    So much to consider! Who’d think the comments section could be this much fun?

  17. Wapiko says:

    Ray – She actually came out as a Korean back in August. Odd to me at the time, I would’ve thought she’d be coming out as something else…but I digress, and isn’t that pretty much what we’re talking about avoiding? Oh well, I’m queer, I can do it. :D/ Anyway, I don’t mean to be steering the topic away, but I would think nobody should be ashamed of their heritage and have to hide it. Then again, America’s all about being a melting pot for the most part and Japan likes conformity.

  18. Wapiko says:

    And dammit, I keep forgetting to mention how much I want to see Takarazuka, just once. T_T

  19. crs says:

    Wapiko – The college where I did my undergrad actually performed an approved translated version of The Rose of Versailles, and it was great. It definitely made me want to see a production in Japanese at least once.

    Ray – There aren’t a lot of all-women VK bands, or even a lot of VK bands with female members (onmyou-za is another good one, if you’re interested). What’s interesting about Danger Gang is that they are kind of going in the other direction, if you take the genre as your universe. VK is separate from but often overlaps with the gothic lolita style of dress, which is gendered female, sort of as a counterpart to the style of the genderbending men in VK. So the fact that Danger Gang assumes the commonplace VK look makes them, in a way, women impersonating men impersonating women. (By ‘impersonating,’ I mean that they’re not actually men; I don’t want to imply that I think it’s bad.) That’s one thought. But my best guess would be that over time, the genderbending element has been institutionalized into an aesthetic; I don’t know that many VK bands even see their style as having a genderbending element, and if so, that would mean DG could appropriate the style without ever needing to consider going in the opposite direction.
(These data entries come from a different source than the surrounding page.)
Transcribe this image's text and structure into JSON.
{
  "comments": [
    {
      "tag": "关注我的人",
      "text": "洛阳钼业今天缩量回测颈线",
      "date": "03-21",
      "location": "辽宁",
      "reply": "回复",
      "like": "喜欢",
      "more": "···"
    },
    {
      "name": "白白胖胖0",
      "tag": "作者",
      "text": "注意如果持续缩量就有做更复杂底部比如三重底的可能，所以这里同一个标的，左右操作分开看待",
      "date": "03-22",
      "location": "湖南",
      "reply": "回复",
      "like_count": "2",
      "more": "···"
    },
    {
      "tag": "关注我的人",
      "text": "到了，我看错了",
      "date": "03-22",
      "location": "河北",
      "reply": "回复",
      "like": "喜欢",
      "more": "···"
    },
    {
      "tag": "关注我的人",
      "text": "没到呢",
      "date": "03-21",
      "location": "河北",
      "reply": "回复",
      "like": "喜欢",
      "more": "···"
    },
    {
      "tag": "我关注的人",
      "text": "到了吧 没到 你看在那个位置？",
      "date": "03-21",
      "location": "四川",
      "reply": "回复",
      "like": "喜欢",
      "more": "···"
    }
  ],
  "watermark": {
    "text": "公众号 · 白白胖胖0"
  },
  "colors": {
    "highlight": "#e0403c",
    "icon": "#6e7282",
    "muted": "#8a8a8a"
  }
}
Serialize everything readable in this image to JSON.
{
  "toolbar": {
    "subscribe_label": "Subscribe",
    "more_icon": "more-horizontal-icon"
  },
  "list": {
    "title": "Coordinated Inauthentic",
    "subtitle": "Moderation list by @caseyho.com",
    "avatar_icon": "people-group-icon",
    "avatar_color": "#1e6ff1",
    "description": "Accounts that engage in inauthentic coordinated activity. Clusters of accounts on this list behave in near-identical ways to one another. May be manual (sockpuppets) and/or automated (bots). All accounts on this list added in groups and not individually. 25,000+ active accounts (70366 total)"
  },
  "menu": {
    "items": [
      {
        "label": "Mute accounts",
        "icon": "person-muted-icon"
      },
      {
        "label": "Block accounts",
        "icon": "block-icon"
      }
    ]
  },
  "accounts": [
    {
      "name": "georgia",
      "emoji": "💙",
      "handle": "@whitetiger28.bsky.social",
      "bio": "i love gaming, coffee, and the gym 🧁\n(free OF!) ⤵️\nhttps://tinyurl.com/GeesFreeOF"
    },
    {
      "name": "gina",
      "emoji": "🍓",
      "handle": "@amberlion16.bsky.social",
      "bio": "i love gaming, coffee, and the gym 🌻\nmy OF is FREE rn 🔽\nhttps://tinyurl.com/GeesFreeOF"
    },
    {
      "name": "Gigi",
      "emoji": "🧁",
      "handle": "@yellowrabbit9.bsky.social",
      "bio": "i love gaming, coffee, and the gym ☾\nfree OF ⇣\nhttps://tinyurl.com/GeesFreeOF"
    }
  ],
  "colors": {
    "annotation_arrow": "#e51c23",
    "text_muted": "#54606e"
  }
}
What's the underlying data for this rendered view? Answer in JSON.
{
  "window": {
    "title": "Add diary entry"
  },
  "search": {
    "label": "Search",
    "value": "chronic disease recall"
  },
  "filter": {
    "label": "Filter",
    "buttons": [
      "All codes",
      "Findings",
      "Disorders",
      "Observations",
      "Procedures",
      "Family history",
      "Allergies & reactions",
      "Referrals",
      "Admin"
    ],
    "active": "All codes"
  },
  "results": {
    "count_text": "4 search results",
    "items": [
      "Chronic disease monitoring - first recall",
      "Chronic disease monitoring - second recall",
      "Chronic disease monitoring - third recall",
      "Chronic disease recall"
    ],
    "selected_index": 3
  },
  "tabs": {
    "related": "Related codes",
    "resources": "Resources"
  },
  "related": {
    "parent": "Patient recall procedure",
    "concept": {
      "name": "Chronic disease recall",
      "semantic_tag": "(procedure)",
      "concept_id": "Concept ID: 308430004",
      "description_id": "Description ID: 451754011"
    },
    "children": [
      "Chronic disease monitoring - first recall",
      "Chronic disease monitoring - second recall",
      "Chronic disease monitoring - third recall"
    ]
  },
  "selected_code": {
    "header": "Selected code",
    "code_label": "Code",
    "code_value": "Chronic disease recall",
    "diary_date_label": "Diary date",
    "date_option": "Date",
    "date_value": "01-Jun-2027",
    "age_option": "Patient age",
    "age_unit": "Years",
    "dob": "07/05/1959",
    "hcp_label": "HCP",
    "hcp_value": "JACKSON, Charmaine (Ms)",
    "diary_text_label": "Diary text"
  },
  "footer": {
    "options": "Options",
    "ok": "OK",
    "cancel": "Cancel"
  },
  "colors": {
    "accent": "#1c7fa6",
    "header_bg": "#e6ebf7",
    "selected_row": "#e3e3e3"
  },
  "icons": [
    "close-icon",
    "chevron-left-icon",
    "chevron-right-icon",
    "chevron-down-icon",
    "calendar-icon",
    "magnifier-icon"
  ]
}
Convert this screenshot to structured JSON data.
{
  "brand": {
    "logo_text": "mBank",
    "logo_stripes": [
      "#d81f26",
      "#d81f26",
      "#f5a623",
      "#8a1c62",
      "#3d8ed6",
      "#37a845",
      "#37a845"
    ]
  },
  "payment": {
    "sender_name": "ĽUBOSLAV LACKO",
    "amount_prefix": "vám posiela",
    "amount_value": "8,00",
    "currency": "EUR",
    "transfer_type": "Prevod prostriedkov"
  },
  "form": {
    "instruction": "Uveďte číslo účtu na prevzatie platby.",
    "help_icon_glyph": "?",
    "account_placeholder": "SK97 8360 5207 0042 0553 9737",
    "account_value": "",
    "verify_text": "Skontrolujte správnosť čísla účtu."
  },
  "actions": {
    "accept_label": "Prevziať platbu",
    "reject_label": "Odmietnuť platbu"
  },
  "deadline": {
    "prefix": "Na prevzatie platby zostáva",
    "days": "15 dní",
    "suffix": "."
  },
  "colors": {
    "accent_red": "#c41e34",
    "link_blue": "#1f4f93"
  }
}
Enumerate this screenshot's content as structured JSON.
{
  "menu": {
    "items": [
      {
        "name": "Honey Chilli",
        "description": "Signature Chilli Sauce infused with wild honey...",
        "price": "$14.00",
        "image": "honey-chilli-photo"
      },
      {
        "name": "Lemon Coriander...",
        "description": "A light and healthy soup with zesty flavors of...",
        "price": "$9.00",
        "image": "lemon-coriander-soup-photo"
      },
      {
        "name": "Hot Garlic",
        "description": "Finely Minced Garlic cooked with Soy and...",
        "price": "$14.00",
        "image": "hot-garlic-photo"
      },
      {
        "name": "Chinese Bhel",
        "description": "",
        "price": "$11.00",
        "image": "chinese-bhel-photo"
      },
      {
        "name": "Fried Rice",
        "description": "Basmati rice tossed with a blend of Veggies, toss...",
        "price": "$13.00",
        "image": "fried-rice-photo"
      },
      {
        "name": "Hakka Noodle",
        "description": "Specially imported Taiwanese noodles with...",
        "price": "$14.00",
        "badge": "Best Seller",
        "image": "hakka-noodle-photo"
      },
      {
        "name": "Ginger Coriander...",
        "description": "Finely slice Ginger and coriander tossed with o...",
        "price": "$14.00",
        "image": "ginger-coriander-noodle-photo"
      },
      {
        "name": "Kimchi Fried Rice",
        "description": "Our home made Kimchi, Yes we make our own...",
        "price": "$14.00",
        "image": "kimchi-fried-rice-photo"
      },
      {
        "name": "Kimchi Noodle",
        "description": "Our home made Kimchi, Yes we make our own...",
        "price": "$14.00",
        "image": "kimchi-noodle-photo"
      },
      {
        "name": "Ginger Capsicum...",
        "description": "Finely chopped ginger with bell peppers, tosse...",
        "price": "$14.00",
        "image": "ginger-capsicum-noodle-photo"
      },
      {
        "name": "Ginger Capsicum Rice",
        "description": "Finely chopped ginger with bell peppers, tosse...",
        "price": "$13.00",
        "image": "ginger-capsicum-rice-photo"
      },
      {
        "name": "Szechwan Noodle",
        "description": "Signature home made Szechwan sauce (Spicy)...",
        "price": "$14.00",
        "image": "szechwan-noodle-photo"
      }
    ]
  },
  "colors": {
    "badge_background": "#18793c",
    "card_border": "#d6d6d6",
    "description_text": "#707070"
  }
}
Genderbending is kind of once removed from VK nowadays, esp. now that angura-kei and oshare-kei seem to have overtaken VK in popularity, at least among Western listeners.